“And we are really proud that this plant annually exports vehicles valuing over $7.5 billion — which, according to the U.S. Department of Commerce, makes BMW the largest U.S. vehicle exporter by value to non-NAFTA countries. ‘Freude am Fahren’ — made in America,” Krueger said. [Continue reading…]
Natalie Nougayrède writes: One year ago in Berlin, Lisa F, a 13-year-old German-Russian girl, disappeared for 30 hours. When she returned to her parents, she claimed she had been kidnapped and raped by “Arab” men. This was a lie – as she later admitted. She had fallen out with her parents and invented the whole story. But that did little to stop the episode from becoming the centrepiece of a whirlwind Russian disinformation campaign aimed at destabilising Angela Merkel and German institutions.
Russian state media and pro-Russian websites in Germany immediately swirled with reports. Merkel was already under pressure for her open-door policy on refugees. Now German far-right groups and representatives of Germany’s ethnic Russian community held demonstrations. The Russian foreign minister, Sergey Lavrov, described Lisa (a dual German-Russian citizen) as “our girl” and accused German authorities of a cover-up and “whitewashing reality to make it politically correct”.
A diplomatic spat ensued, with the German foreign minister accusing Russia of “political propaganda”. Berlin officials struggled to counter the Russian campaign. But Moscow’s overt meddling in Germany’s domestic politics seeped into the public consciousness – for a while, at least.
Fast-forward to January 2017. The fallout from the Trump-Russia dossier has now placed Vladimir Putin and his power structure at the centre of American politics. For Europeans, a question arises: what could this all mean for the old continent, as it approaches key elections? This year, voting will take place in France, the Netherlands and in Germany. Remembering the Lisa scandal is important, for it says something about what may lie ahead.
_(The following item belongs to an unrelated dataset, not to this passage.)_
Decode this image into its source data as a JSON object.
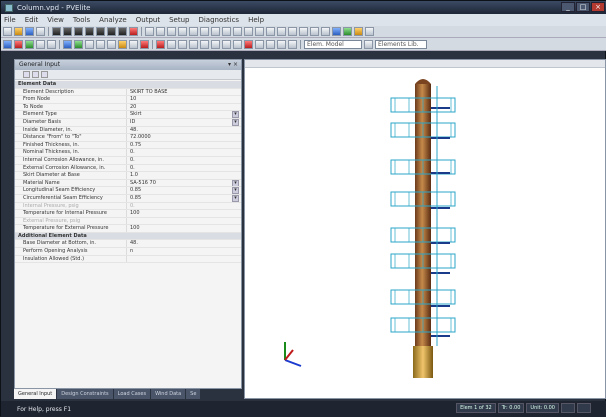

Now that Russia’s covert activities are being so intensely discussed in the US, it is high time Europe placed as much attention on what it might, in turn, be confronted with – and to prepare itself. [Continue reading…]